From the outside, it’s hard to understand this decision. Facebook recently announced that they had crossed the $1B quarterly profit number for the first time, so it’s not reasonable to assume that the Parse group was bleeding the company dry. Certainly the internal economics of the service aren’t well known, so it’s possible that the service wasn’t making Facebook any, or possibly enough, money. There was no change in pricing that was attempted, and this announcement was rather sudden.

No matter the internal (and hidden) reason, this development provides active evidence of an extreme threat to those enterprises that choose to utilize cloud services not just for hosting of generic application workloads and data storage, but for specific offerings such as database services, analytics, authentication or messaging- things that can’t be easily moved or ported once internal applications reference these services’ specific API’s. 

Why is this threat extreme? 

Note that Facebook is making LOTS of money and STILL chose to shutter this service. Now, point your gaze at Amazon or Microsoft and see the litany of cloud services they are offering. Amazon isn’t just EC2 and S3 anymore- you’ve got Redshift and RDS among dozens of other API-based offerings that customers can simply tap into at will. It’s a given that EACH of these individual services will require groups of people to continue development, and provide customer support, and so each comes with it an ongoing and expensive overhead. 

However, it’s NOT a given that each (or any) of these other individual services will provide the requisite profits to Amazon (or Microsoft, IBM, etc) that would prevent the service provider from simply changing their minds and focusing their efforts on more profitable services, leaving the users of the unprofitable service in the lurch. There’s also the very real dynamic of M&A, where the service provider can purchase a technology that would render the existing service (and its expensive overhead) redundant. 

While it’s relatively simple to migrate OS-based server instances and disk/object-based data from one cloud provider to another (there are several tools and cloud offerings that can automate this), it’s another thing entirely to re-write internal applications that directly reference the APIs of these cloud-based data services, and replicate the data services’ functionality. Certainly there are well-documented design patterns that can abstract the API calls themselves, however migrating to a similar service given a pending service shutdown (as is faced today with requires the customer to hunt down another service that will provide almost identical functionality, and if that’s not possible, the customer will have to get (perhaps back) into the infrastucture game.

Regardless of how the situation is resolved, it forces the developer (and CIO) to re-think the entire business model of the application, as a service shuttering such as this can easily turn the economics of a business endeavor upside-down. This event should serve as a wake-up call for developers thinking of using such services, and force them to architect their apps up-front, utilizing multiple cloud data services simultaneously through API abstraction. Of course, this changes the economics up-front as well. 

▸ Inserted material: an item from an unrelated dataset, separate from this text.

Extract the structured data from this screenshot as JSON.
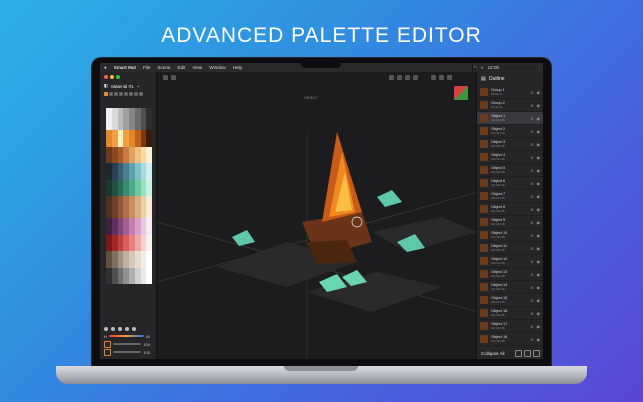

So for all you enterprise developers building your company’s apps and thinking about not just using services and storage in the cloud, but possibly porting your internal SQL and other databases to the service-based data services provided by the likes of Amazon, buyer beware. You’ve just been given a very recent, real-world example of what can happen when you not only outsource your IT infrastructure, but your very business MODEL, to the cloud. Perhaps there are some things better left to internal resources. – R.I.P. 2016 (technically 2017)